Sunita Staneslow has been reporting from the Israel Harp Contest for Harp Column since 2001, giving her a unique perspective on the evolution of the instrument’s most storied competition and its young stars. She shares her thoughts on the prestigious event.
(This article is a companion to our feature interview, Crowning Achievement.)
What was it like behind the scenes for those who came to listen and be inspired? For me, I felt as though I entered a different world and traveled back in time. For the first time, the International Harp Contest in Israel was held in the northern coastal city of Akko, a 90–minute drive from Tel Aviv. Parking was outside of the Old City of Akko, just next to the sea.
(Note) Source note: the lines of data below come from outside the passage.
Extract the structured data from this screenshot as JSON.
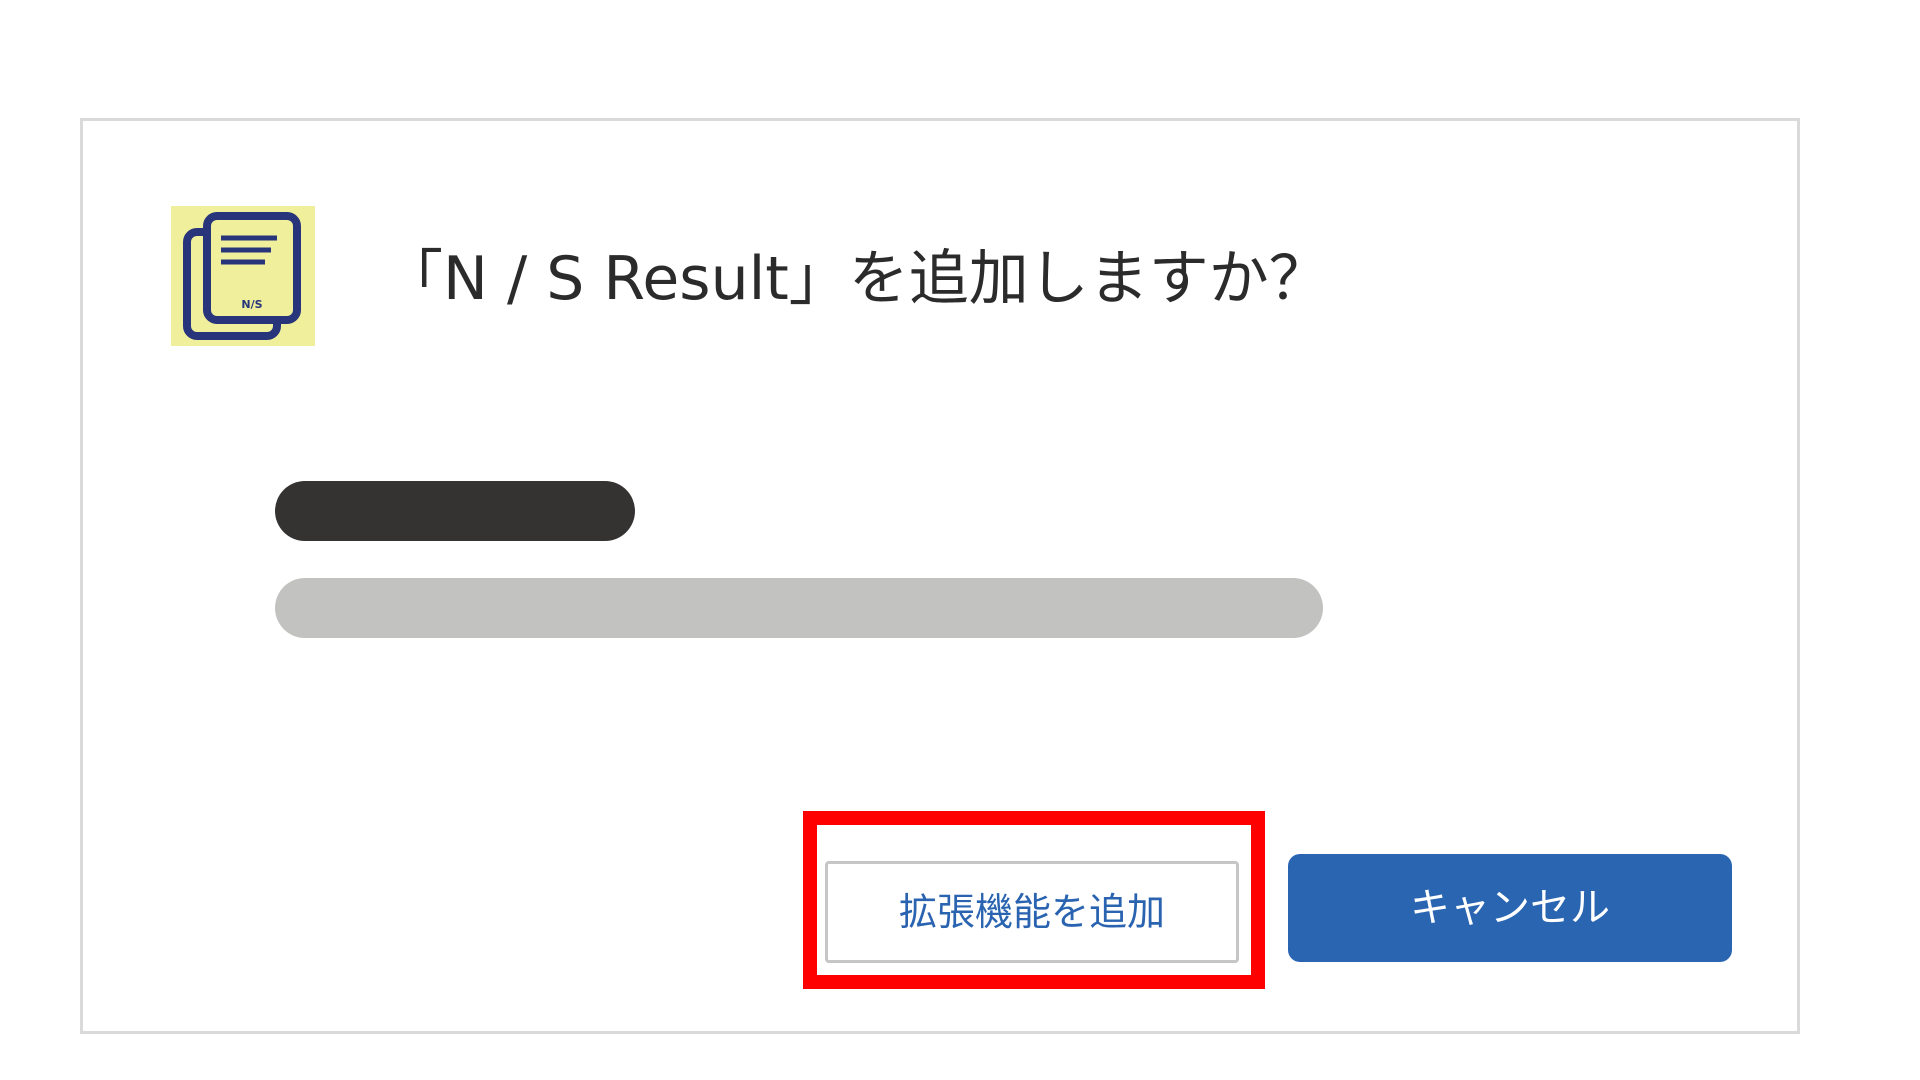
{
  "dialog": {
    "title": "「N / S Result」を追加しますか？",
    "icon": {
      "name": "document-stack-icon",
      "label": "N/S",
      "background_color": "#efef9c",
      "stroke_color": "#28357a"
    }
  },
  "buttons": {
    "add_label": "拡張機能を追加",
    "cancel_label": "キャンセル"
  },
  "colors": {
    "highlight": "#ff0000",
    "primary_button": "#2a65b1",
    "link_text": "#2a63b0"
  }
}
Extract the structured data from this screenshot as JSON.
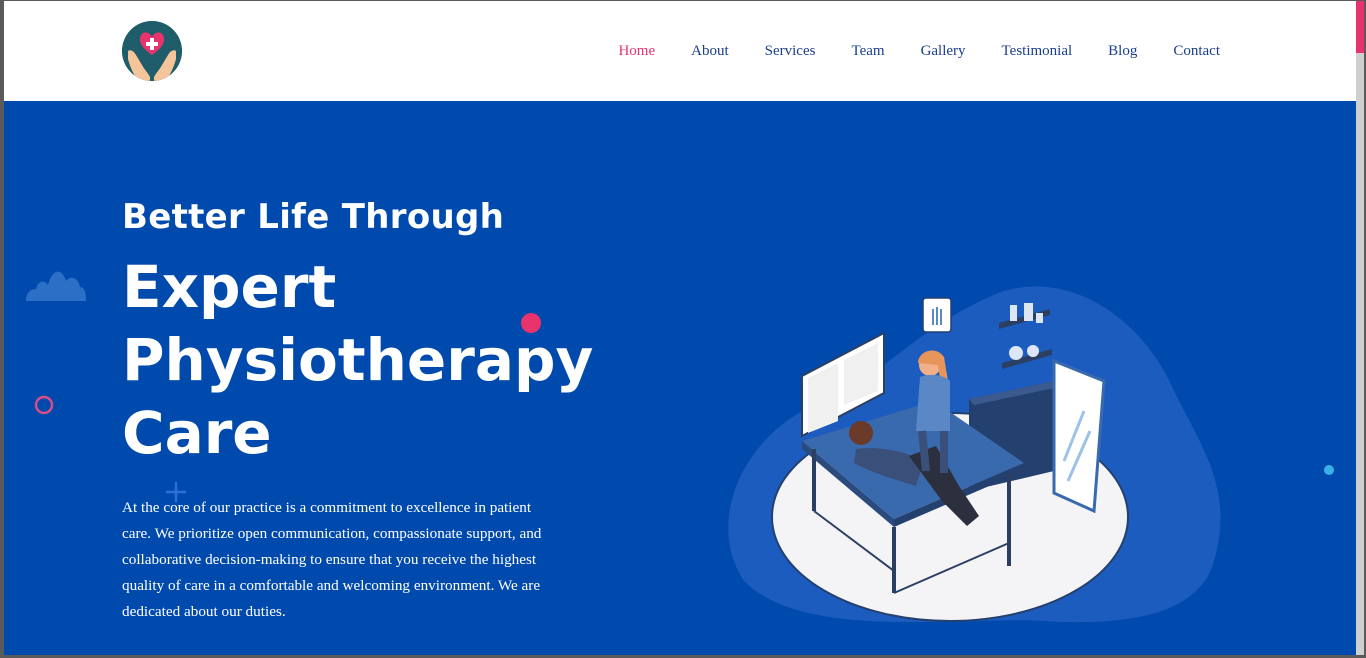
{
  "nav": {
    "items": [
      {
        "label": "Home",
        "active": true
      },
      {
        "label": "About",
        "active": false
      },
      {
        "label": "Services",
        "active": false
      },
      {
        "label": "Team",
        "active": false
      },
      {
        "label": "Gallery",
        "active": false
      },
      {
        "label": "Testimonial",
        "active": false
      },
      {
        "label": "Blog",
        "active": false
      },
      {
        "label": "Contact",
        "active": false
      }
    ]
  },
  "hero": {
    "subtitle": "Better Life Through",
    "title_lines": [
      "Expert",
      "Physiotherapy",
      "Care"
    ],
    "description": "At the core of our practice is a commitment to excellence in patient care. We prioritize open communication, compassionate support, and collaborative decision-making to ensure that you receive the highest quality of care in a comfortable and welcoming environment. We are dedicated about our duties."
  },
  "icons": {
    "logo": "heart-hands-icon",
    "illustration": "physiotherapy-session-illustration"
  },
  "colors": {
    "primary_blue": "#004aad",
    "accent_pink": "#e8336d",
    "nav_text": "#1a3e8c",
    "white": "#ffffff"
  }
}
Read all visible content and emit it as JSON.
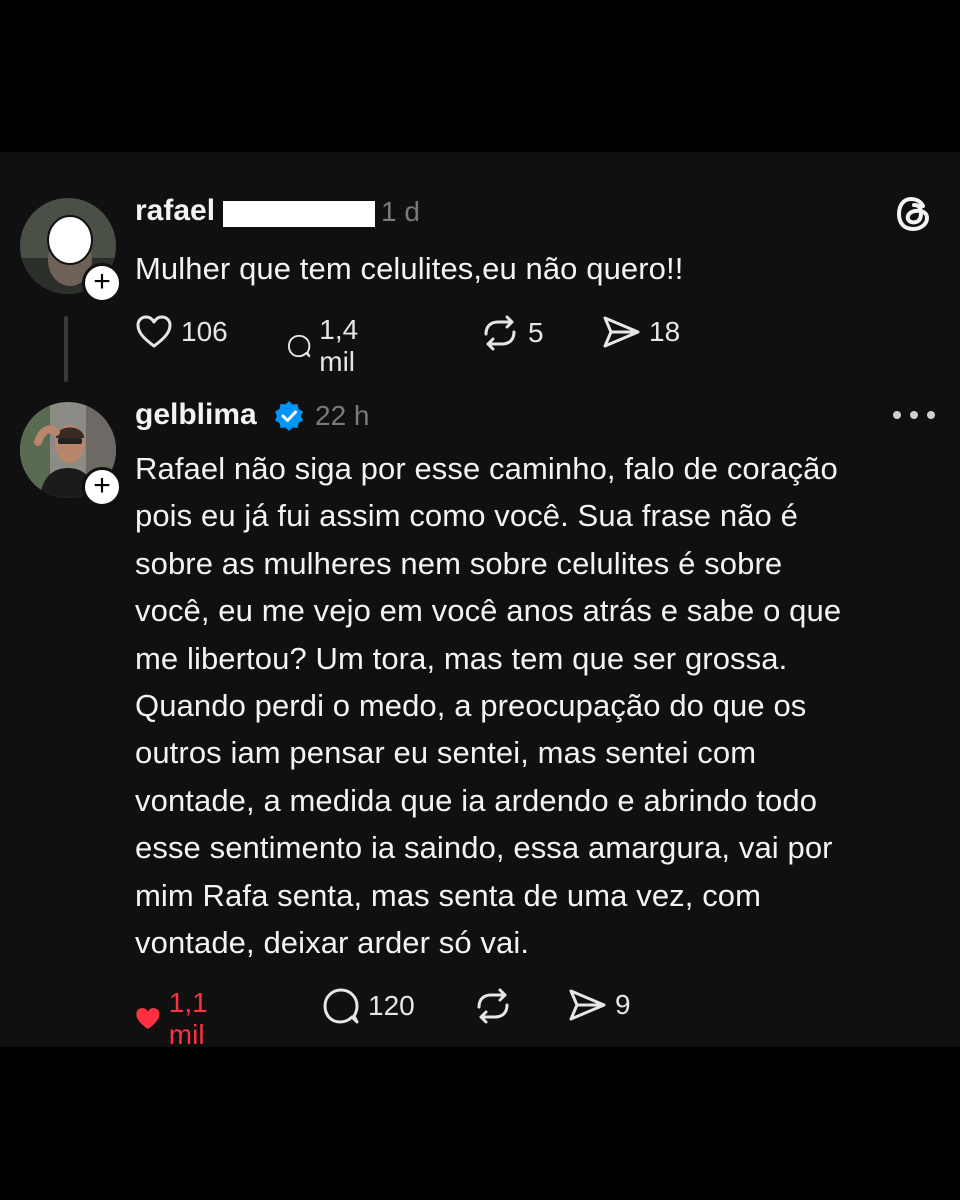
{
  "posts": [
    {
      "username_visible": "rafael",
      "time": "1 d",
      "text": "Mulher que tem celulites,eu não quero!!",
      "likes": "106",
      "replies": "1,4 mil",
      "reposts": "5",
      "shares": "18",
      "liked": false
    },
    {
      "username": "gelblima",
      "verified": true,
      "time": "22 h",
      "text_lines": [
        "Rafael não siga por esse caminho, falo de coração",
        "pois eu já fui assim como você. Sua frase não é",
        "sobre as mulheres nem sobre celulites é sobre",
        "você, eu me vejo em você anos atrás e sabe o que",
        "me libertou? Um tora, mas tem que ser grossa.",
        "Quando perdi o medo, a preocupação do que os",
        "outros iam pensar eu sentei, mas sentei com",
        "vontade, a medida que ia ardendo e abrindo todo",
        "esse sentimento ia saindo, essa amargura, vai por",
        "mim Rafa senta, mas senta de uma vez, com",
        "vontade, deixar arder só vai."
      ],
      "likes": "1,1 mil",
      "replies": "120",
      "shares": "9",
      "liked": true
    }
  ],
  "icons": {
    "like": "heart-icon",
    "reply": "comment-icon",
    "repost": "repost-icon",
    "share": "send-icon",
    "app": "threads-logo-icon",
    "more": "more-options-icon",
    "follow": "plus-icon",
    "verified": "verified-badge-icon"
  },
  "colors": {
    "background": "#000000",
    "panel": "#101010",
    "text": "#f3f3f3",
    "muted": "#7a7a7a",
    "liked": "#ff3040",
    "verified": "#0095f6"
  }
}
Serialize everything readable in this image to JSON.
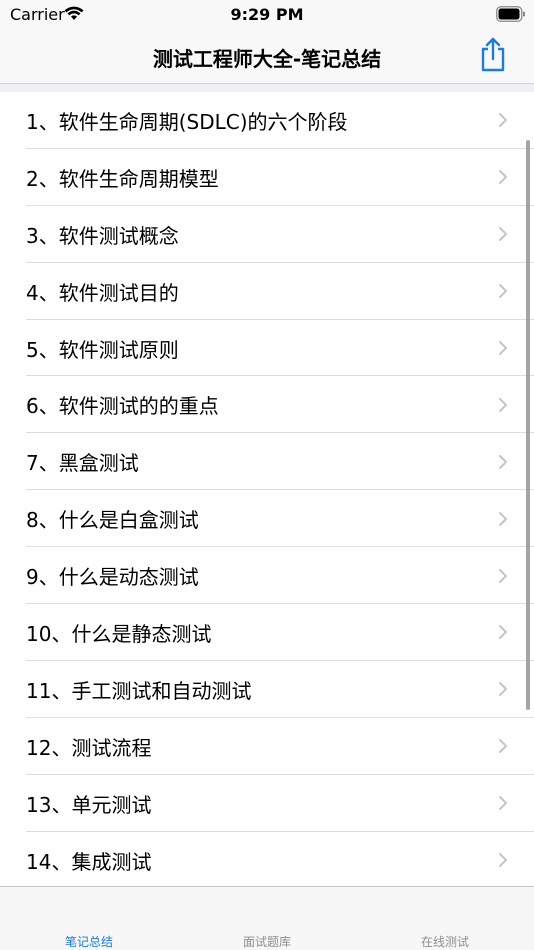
{
  "status_bar": {
    "carrier": "Carrier",
    "time": "9:29 PM"
  },
  "nav": {
    "title": "测试工程师大全-笔记总结"
  },
  "list": {
    "items": [
      {
        "label": "1、软件生命周期(SDLC)的六个阶段"
      },
      {
        "label": "2、软件生命周期模型"
      },
      {
        "label": "3、软件测试概念"
      },
      {
        "label": "4、软件测试目的"
      },
      {
        "label": "5、软件测试原则"
      },
      {
        "label": "6、软件测试的的重点"
      },
      {
        "label": "7、黑盒测试"
      },
      {
        "label": "8、什么是白盒测试"
      },
      {
        "label": "9、什么是动态测试"
      },
      {
        "label": "10、什么是静态测试"
      },
      {
        "label": "11、手工测试和自动测试"
      },
      {
        "label": "12、测试流程"
      },
      {
        "label": "13、单元测试"
      },
      {
        "label": "14、集成测试"
      }
    ]
  },
  "tabs": [
    {
      "label": "笔记总结",
      "active": true
    },
    {
      "label": "面试题库",
      "active": false
    },
    {
      "label": "在线测试",
      "active": false
    }
  ],
  "colors": {
    "accent": "#1a7ae6",
    "inactive": "#8e8e93",
    "chevron": "#c4c4c9"
  },
  "icons": {
    "share": "share-icon",
    "chevron": "chevron-right-icon",
    "wifi": "wifi-icon",
    "battery": "battery-icon"
  }
}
Early winter in Israel can be stormy, and we had several days of billowing clouds and at least one thunder storm. We walked through the stone gateway and into a courtyard and garden, past ancient trees and vines to listen to the first three stages of the Contest in the city’s historic Knights’ Hall. The building was constructed during the Crusades and is steeped in history. It has been converted into a museum and is part of a UNESCO World Heritage Site. It is truly a romantic place, and the harps all looked stunning against the backdrop of the hall’s vaulted stone ceilings, although it was not the most comfortable venue for the audience seated on plastic chairs.